11. Ultraviolet (UV) Radiation Exposure: – Prolonged exposure to UV radiation from the sun or tanning beds can increase the risk of lip cancer.
12. Weakened Immune System: – Individuals with weakened immune systems, such as those with HIV/AIDS or those who have undergone organ transplants, may have an elevated risk of head and neck cancer.
13. Poor Nutrition and Malnutrition: – A diet lacking essential nutrients, vitamins, and minerals can weaken the immune system and increase susceptibility to cancer.
Understanding these causes and risk factors is vital for prevention and early detection. Making lifestyle changes, such as quitting smoking, reducing alcohol consumption, practicing good oral hygiene, and protecting against HPV through vaccination, can help reduce the risk of head and neck cancer. Regular check-ups and early medical intervention are essential for individuals with risk factors or concerning symptoms.
The signs and symptoms of head and neck cancer can vary depending on the location and stage of the cancer. Common symptoms include:
- Persistent sore throat
- Hoarseness or voice changes
- Difficulty swallowing or a sensation of a lump in the throat
- Unexplained weight loss
- Ear pain or ringing in the ears
- Swelling or lumps in the neck
- Persistent mouth sores
Diagnosis and Treatment
Early diagnosis is crucial for effective treatment. Diagnosis often involves:
- Physical Examination: A thorough examination of the head and neck by a healthcare provider.
- Imaging: Imaging tests such as CT scans, MRI, or PET scans to determine the extent and location of the cancer.
- Biopsy: Removal of a tissue sample for examination under a microscope to confirm cancer diagnosis.
Treatment options may include:
- Surgery: Surgical removal of the tumor or affected tissue.

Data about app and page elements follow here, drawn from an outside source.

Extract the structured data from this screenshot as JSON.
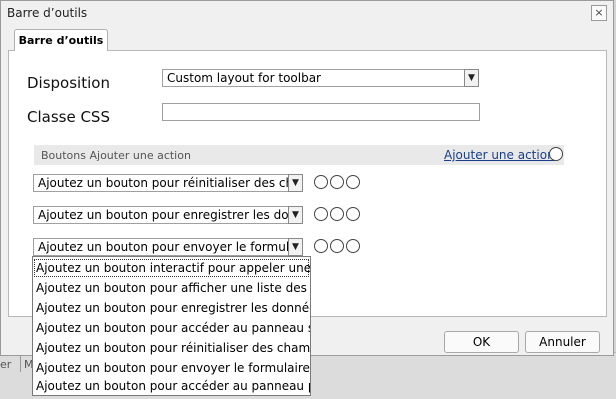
{
  "dialog": {
    "title": "Barre d’outils",
    "close_glyph": "×"
  },
  "tab": {
    "label": "Barre d’outils"
  },
  "form": {
    "layout_label": "Disposition",
    "layout_value": "Custom layout for toolbar",
    "css_label": "Classe CSS",
    "css_value": ""
  },
  "actions": {
    "section_title": "Boutons Ajouter une action",
    "add_link": "Ajouter une action",
    "rows": [
      {
        "value": "Ajoutez un bouton pour réinitialiser des champs"
      },
      {
        "value": "Ajoutez un bouton pour enregistrer les données"
      },
      {
        "value": "Ajoutez un bouton pour envoyer le formulaire."
      }
    ]
  },
  "dropdown": {
    "options": [
      "Ajoutez un bouton interactif pour appeler une act...",
      "Ajoutez un bouton pour afficher une liste des fich...",
      "Ajoutez un bouton pour enregistrer les données ...",
      "Ajoutez un bouton pour accéder au panneau suiv...",
      "Ajoutez un bouton pour réinitialiser des champs ...",
      "Ajoutez un bouton pour envoyer le formulaire.",
      "Ajoutez un bouton pour accéder au panneau pré..."
    ]
  },
  "footer": {
    "ok_label": "OK",
    "cancel_label": "Annuler"
  },
  "background": {
    "text_left": "er",
    "text_right": "M"
  }
}
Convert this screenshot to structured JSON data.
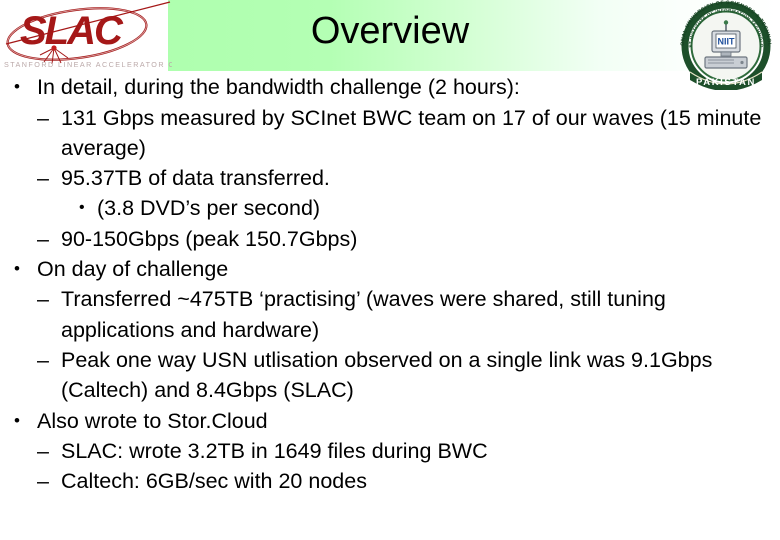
{
  "slide": {
    "title": "Overview",
    "logos": {
      "left": {
        "name": "SLAC",
        "wordmark": "SLAC",
        "tagline": "STANFORD LINEAR ACCELERATOR CENTER",
        "color": "#a51818"
      },
      "right": {
        "name": "NUST Institute of Information Technology",
        "ring_text": "NATIONAL UNIVERSITY OF SCIENCES & TECHNOLOGY",
        "inner_text": "NUST INSTITUTE OF INFORMATION TECHNOLOGY",
        "banner_text": "PAKISTAN",
        "color": "#1d4f2a"
      }
    },
    "colors": {
      "header_green": "#b0ffb0",
      "header_fade": "#ffffff",
      "text": "#000000",
      "tagline_gray": "#b9a8a8"
    },
    "markers": {
      "level1": "•",
      "level2": "–",
      "level3": "•"
    },
    "bullets": [
      {
        "level": 1,
        "text": "In detail, during the bandwidth challenge (2 hours):"
      },
      {
        "level": 2,
        "text": "131 Gbps measured by SCInet BWC team on 17 of our waves (15 minute average)"
      },
      {
        "level": 2,
        "text": "95.37TB of data transferred."
      },
      {
        "level": 3,
        "text": "(3.8 DVD’s per second)"
      },
      {
        "level": 2,
        "text": "90-150Gbps (peak 150.7Gbps)"
      },
      {
        "level": 1,
        "text": "On day of challenge"
      },
      {
        "level": 2,
        "text": "Transferred ~475TB ‘practising’ (waves were shared, still tuning applications and hardware)"
      },
      {
        "level": 2,
        "text": "Peak one way USN utlisation observed on a single link was 9.1Gbps (Caltech) and 8.4Gbps (SLAC)"
      },
      {
        "level": 1,
        "text": "Also wrote to Stor.Cloud"
      },
      {
        "level": 2,
        "text": "SLAC: wrote 3.2TB in 1649 files during BWC"
      },
      {
        "level": 2,
        "text": "Caltech: 6GB/sec with 20 nodes"
      }
    ]
  }
}
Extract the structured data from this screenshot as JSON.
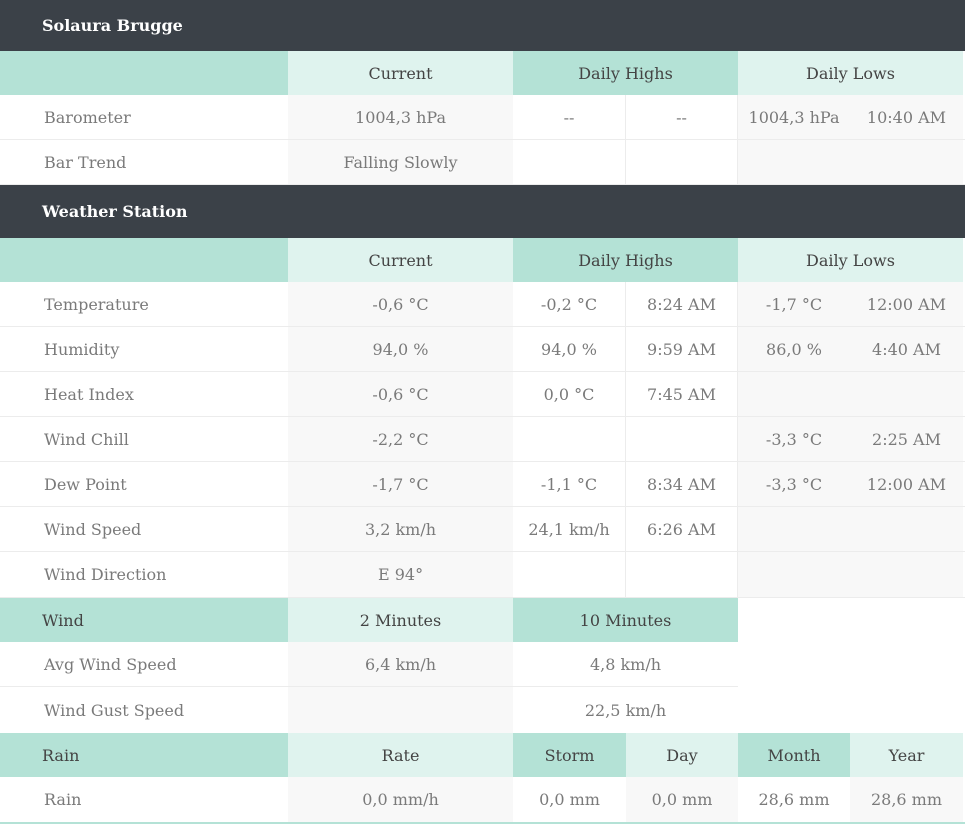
{
  "section1": {
    "title": "Solaura Brugge",
    "header": [
      "",
      "Current",
      "Daily Highs",
      "Daily Lows"
    ],
    "rows": [
      {
        "label": "Barometer",
        "current": "1004,3 hPa",
        "high": "--",
        "high_time": "--",
        "low": "1004,3 hPa",
        "low_time": "10:40 AM"
      },
      {
        "label": "Bar Trend",
        "current": "Falling Slowly",
        "high": "",
        "high_time": "",
        "low": "",
        "low_time": ""
      }
    ]
  },
  "section2": {
    "title": "Weather Station",
    "header": [
      "",
      "Current",
      "Daily Highs",
      "Daily Lows"
    ],
    "rows": [
      {
        "label": "Temperature",
        "current": "-0,6 °C",
        "high": "-0,2 °C",
        "high_time": "8:24 AM",
        "low": "-1,7 °C",
        "low_time": "12:00 AM"
      },
      {
        "label": "Humidity",
        "current": "94,0 %",
        "high": "94,0 %",
        "high_time": "9:59 AM",
        "low": "86,0 %",
        "low_time": "4:40 AM"
      },
      {
        "label": "Heat Index",
        "current": "-0,6 °C",
        "high": "0,0 °C",
        "high_time": "7:45 AM",
        "low": "",
        "low_time": ""
      },
      {
        "label": "Wind Chill",
        "current": "-2,2 °C",
        "high": "",
        "high_time": "",
        "low": "-3,3 °C",
        "low_time": "2:25 AM"
      },
      {
        "label": "Dew Point",
        "current": "-1,7 °C",
        "high": "-1,1 °C",
        "high_time": "8:34 AM",
        "low": "-3,3 °C",
        "low_time": "12:00 AM"
      },
      {
        "label": "Wind Speed",
        "current": "3,2 km/h",
        "high": "24,1 km/h",
        "high_time": "6:26 AM",
        "low": "",
        "low_time": ""
      },
      {
        "label": "Wind Direction",
        "current": "E 94°",
        "high": "",
        "high_time": "",
        "low": "",
        "low_time": ""
      }
    ]
  },
  "wind": {
    "header": [
      "Wind",
      "2 Minutes",
      "10 Minutes"
    ],
    "rows": [
      {
        "label": "Avg Wind Speed",
        "two_min": "6,4 km/h",
        "ten_min": "4,8 km/h"
      },
      {
        "label": "Wind Gust Speed",
        "two_min": "",
        "ten_min": "22,5 km/h"
      }
    ]
  },
  "rain": {
    "header": [
      "Rain",
      "Rate",
      "Storm",
      "Day",
      "Month",
      "Year"
    ],
    "row": {
      "label": "Rain",
      "rate": "0,0 mm/h",
      "storm": "0,0 mm",
      "day": "0,0 mm",
      "month": "28,6 mm",
      "year": "28,6 mm"
    }
  },
  "colors": {
    "title_bar": "#3b4148",
    "header_dark": "#b4e2d6",
    "header_light": "#dff3ee",
    "cell_grey": "#f8f8f8"
  }
}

- Radiation Therapy: High-energy beams to target and kill cancer cells.
- Chemotherapy: Medications to kill cancer cells or slow their growth.
- Targeted Therapy: Drugs that specifically target cancer cells.
- Immunotherapy: Boosting the body’s immune system to fight cancer.
Head and neck cancer is a diverse group of malignancies that can affect critical structures in the head and neck region. Recognizing the risk factors, symptoms, and treatment options is essential for early detection and effective management. Regular check-ups, avoiding tobacco and excessive alcohol consumption, and maintaining good oral hygiene can help reduce the risk of head and neck cancer. If you or a loved one experiences any concerning symptoms, seek prompt medical attention for proper evaluation and treatment.